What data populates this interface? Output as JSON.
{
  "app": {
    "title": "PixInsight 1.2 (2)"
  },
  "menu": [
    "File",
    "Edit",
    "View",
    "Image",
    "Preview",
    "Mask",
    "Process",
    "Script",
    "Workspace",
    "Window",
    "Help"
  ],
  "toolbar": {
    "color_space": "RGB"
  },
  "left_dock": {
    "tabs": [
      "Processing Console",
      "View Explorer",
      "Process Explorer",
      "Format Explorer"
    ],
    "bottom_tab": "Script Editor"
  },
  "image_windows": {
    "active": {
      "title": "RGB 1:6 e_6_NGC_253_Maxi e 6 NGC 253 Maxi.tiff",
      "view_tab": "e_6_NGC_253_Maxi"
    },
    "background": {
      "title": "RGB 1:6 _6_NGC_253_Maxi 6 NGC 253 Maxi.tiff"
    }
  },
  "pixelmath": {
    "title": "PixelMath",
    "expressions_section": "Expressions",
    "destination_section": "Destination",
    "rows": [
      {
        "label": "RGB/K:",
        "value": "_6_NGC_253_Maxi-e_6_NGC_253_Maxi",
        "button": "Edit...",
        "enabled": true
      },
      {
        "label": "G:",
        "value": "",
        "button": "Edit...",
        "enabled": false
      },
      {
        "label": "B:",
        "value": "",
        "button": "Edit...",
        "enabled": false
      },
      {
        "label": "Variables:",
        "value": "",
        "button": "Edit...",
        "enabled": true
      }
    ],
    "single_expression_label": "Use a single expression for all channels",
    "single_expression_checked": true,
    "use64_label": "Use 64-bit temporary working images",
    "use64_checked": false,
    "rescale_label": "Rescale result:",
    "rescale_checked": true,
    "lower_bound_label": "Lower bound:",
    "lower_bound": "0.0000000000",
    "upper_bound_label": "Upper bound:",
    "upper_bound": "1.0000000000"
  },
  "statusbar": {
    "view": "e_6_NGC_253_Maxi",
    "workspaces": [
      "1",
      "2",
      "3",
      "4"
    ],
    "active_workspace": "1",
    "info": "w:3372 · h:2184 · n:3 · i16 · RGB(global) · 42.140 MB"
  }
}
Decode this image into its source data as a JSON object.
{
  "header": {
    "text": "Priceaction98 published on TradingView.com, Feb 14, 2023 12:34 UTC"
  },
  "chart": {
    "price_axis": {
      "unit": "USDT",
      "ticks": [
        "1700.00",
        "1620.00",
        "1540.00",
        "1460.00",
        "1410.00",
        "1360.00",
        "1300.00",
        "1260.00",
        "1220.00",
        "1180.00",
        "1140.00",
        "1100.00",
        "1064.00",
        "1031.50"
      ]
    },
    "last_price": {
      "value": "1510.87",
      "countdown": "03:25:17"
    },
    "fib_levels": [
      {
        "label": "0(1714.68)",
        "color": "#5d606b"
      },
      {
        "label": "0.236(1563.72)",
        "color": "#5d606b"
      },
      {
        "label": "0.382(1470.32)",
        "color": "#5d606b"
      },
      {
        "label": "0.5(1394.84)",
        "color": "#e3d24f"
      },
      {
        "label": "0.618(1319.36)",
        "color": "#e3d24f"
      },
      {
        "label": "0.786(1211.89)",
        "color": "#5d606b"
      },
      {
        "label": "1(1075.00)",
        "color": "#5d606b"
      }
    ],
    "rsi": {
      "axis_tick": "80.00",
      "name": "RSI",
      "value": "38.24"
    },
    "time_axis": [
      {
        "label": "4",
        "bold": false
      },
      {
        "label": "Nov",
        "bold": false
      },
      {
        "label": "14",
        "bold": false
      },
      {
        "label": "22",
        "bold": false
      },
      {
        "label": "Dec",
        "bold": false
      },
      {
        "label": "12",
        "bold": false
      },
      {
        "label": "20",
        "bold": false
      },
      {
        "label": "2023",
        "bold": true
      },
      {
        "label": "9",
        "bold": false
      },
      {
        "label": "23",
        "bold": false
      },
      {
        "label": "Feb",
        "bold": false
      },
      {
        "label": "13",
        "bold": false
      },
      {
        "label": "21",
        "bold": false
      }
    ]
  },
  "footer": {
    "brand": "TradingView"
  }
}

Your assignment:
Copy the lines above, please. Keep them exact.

Solution for this exercise:
What data populates this interface? Output as JSON.
{
  "app": {
    "title": "PixInsight 1.2 (2)"
  },
  "menu": [
    "File",
    "Edit",
    "View",
    "Image",
    "Preview",
    "Mask",
    "Process",
    "Script",
    "Workspace",
    "Window",
    "Help"
  ],
  "toolbar": {
    "color_space": "RGB"
  },
  "left_dock": {
    "tabs": [
      "Processing Console",
      "View Explorer",
      "Process Explorer",
      "Format Explorer"
    ],
    "bottom_tab": "Script Editor"
  },
  "image_windows": {
    "active": {
      "title": "RGB 1:6 e_6_NGC_253_Maxi e 6 NGC 253 Maxi.tiff",
      "view_tab": "e_6_NGC_253_Maxi"
    },
    "background": {
      "title": "RGB 1:6 _6_NGC_253_Maxi 6 NGC 253 Maxi.tiff"
    }
  },
  "pixelmath": {
    "title": "PixelMath",
    "expressions_section": "Expressions",
    "destination_section": "Destination",
    "rows": [
      {
        "label": "RGB/K:",
        "value": "_6_NGC_253_Maxi-e_6_NGC_253_Maxi",
        "button": "Edit...",
        "enabled": true
      },
      {
        "label": "G:",
        "value": "",
        "button": "Edit...",
        "enabled": false
      },
      {
        "label": "B:",
        "value": "",
        "button": "Edit...",
        "enabled": false
      },
      {
        "label": "Variables:",
        "value": "",
        "button": "Edit...",
        "enabled": true
      }
    ],
    "single_expression_label": "Use a single expression for all channels",
    "single_expression_checked": true,
    "use64_label": "Use 64-bit temporary working images",
    "use64_checked": false,
    "rescale_label": "Rescale result:",
    "rescale_checked": true,
    "lower_bound_label": "Lower bound:",
    "lower_bound": "0.0000000000",
    "upper_bound_label": "Upper bound:",
    "upper_bound": "1.0000000000"
  },
  "statusbar": {
    "view": "e_6_NGC_253_Maxi",
    "workspaces": [
      "1",
      "2",
      "3",
      "4"
    ],
    "active_workspace": "1",
    "info": "w:3372 · h:2184 · n:3 · i16 · RGB(global) · 42.140 MB"
  }
}
Decode this image into its source data as a JSON object.
{
  "header": {
    "text": "Priceaction98 published on TradingView.com, Feb 14, 2023 12:34 UTC"
  },
  "chart": {
    "price_axis": {
      "unit": "USDT",
      "ticks": [
        "1700.00",
        "1620.00",
        "1540.00",
        "1460.00",
        "1410.00",
        "1360.00",
        "1300.00",
        "1260.00",
        "1220.00",
        "1180.00",
        "1140.00",
        "1100.00",
        "1064.00",
        "1031.50"
      ]
    },
    "last_price": {
      "value": "1510.87",
      "countdown": "03:25:17"
    },
    "fib_levels": [
      {
        "label": "0(1714.68)",
        "color": "#5d606b"
      },
      {
        "label": "0.236(1563.72)",
        "color": "#5d606b"
      },
      {
        "label": "0.382(1470.32)",
        "color": "#5d606b"
      },
      {
        "label": "0.5(1394.84)",
        "color": "#e3d24f"
      },
      {
        "label": "0.618(1319.36)",
        "color": "#e3d24f"
      },
      {
        "label": "0.786(1211.89)",
        "color": "#5d606b"
      },
      {
        "label": "1(1075.00)",
        "color": "#5d606b"
      }
    ],
    "rsi": {
      "axis_tick": "80.00",
      "name": "RSI",
      "value": "38.24"
    },
    "time_axis": [
      {
        "label": "4",
        "bold": false
      },
      {
        "label": "Nov",
        "bold": false
      },
      {
        "label": "14",
        "bold": false
      },
      {
        "label": "22",
        "bold": false
      },
      {
        "label": "Dec",
        "bold": false
      },
      {
        "label": "12",
        "bold": false
      },
      {
        "label": "20",
        "bold": false
      },
      {
        "label": "2023",
        "bold": true
      },
      {
        "label": "9",
        "bold": false
      },
      {
        "label": "23",
        "bold": false
      },
      {
        "label": "Feb",
        "bold": false
      },
      {
        "label": "13",
        "bold": false
      },
      {
        "label": "21",
        "bold": false
      }
    ]
  },
  "footer": {
    "brand": "TradingView"
  }
}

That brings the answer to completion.